### RECORDS SUPPLIED ###

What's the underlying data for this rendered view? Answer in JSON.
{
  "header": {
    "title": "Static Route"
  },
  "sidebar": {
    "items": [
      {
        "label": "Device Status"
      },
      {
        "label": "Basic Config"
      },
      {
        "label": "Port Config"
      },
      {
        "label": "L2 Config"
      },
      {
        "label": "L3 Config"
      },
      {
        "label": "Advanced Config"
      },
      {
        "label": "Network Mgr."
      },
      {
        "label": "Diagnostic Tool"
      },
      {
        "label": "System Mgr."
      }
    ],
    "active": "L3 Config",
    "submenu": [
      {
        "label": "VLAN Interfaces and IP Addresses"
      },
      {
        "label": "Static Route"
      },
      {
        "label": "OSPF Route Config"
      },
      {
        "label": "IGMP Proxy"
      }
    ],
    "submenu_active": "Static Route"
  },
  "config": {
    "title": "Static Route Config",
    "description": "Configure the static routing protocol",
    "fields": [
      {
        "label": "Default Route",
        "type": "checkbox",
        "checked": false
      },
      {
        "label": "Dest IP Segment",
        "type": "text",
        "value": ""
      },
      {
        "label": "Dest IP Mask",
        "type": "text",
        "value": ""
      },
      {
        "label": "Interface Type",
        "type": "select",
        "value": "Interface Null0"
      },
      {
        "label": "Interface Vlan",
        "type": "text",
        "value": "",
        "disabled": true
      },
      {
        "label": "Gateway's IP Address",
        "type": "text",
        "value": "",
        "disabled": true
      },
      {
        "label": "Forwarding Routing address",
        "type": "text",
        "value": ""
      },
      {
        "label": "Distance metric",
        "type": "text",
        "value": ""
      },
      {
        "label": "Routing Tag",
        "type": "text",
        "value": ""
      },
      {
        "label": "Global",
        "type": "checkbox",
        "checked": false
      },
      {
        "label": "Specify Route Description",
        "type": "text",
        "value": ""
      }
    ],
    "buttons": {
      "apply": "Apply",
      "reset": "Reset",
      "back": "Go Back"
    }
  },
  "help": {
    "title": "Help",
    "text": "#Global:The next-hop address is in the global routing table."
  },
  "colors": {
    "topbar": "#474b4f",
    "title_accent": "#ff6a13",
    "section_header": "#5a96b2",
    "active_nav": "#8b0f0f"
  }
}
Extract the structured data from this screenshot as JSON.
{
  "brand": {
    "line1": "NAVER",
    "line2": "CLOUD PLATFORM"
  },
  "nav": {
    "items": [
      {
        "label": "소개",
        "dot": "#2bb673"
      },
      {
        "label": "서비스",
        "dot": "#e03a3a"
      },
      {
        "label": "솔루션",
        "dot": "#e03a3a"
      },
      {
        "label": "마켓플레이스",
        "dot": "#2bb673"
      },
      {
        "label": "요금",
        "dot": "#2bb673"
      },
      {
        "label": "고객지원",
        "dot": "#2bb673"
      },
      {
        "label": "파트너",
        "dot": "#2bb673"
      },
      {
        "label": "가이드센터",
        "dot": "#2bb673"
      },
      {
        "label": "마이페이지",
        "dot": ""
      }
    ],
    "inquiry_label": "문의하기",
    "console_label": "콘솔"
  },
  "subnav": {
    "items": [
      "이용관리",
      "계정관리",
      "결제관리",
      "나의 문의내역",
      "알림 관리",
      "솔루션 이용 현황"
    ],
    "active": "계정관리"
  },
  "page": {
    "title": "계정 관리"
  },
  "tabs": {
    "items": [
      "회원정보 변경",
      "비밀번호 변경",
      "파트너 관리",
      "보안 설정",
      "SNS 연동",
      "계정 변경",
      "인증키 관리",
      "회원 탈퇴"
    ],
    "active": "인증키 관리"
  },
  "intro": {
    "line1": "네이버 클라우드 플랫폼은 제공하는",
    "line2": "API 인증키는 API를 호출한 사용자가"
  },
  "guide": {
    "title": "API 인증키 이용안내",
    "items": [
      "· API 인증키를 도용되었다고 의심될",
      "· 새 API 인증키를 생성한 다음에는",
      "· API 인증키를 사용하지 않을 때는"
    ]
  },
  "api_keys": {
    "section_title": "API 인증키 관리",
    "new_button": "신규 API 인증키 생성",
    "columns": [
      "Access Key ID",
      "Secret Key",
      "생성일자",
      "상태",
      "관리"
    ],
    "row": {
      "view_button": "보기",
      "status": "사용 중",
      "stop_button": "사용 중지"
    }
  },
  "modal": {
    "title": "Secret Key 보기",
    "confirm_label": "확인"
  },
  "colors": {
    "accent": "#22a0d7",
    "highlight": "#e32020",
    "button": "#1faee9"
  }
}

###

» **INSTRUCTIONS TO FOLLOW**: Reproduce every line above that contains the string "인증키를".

» **RESPONSE TO THE TASK**:
      "· API 인증키를 도용되었다고 의심될",
      "· 새 API 인증키를 생성한 다음에는",
      "· API 인증키를 사용하지 않을 때는"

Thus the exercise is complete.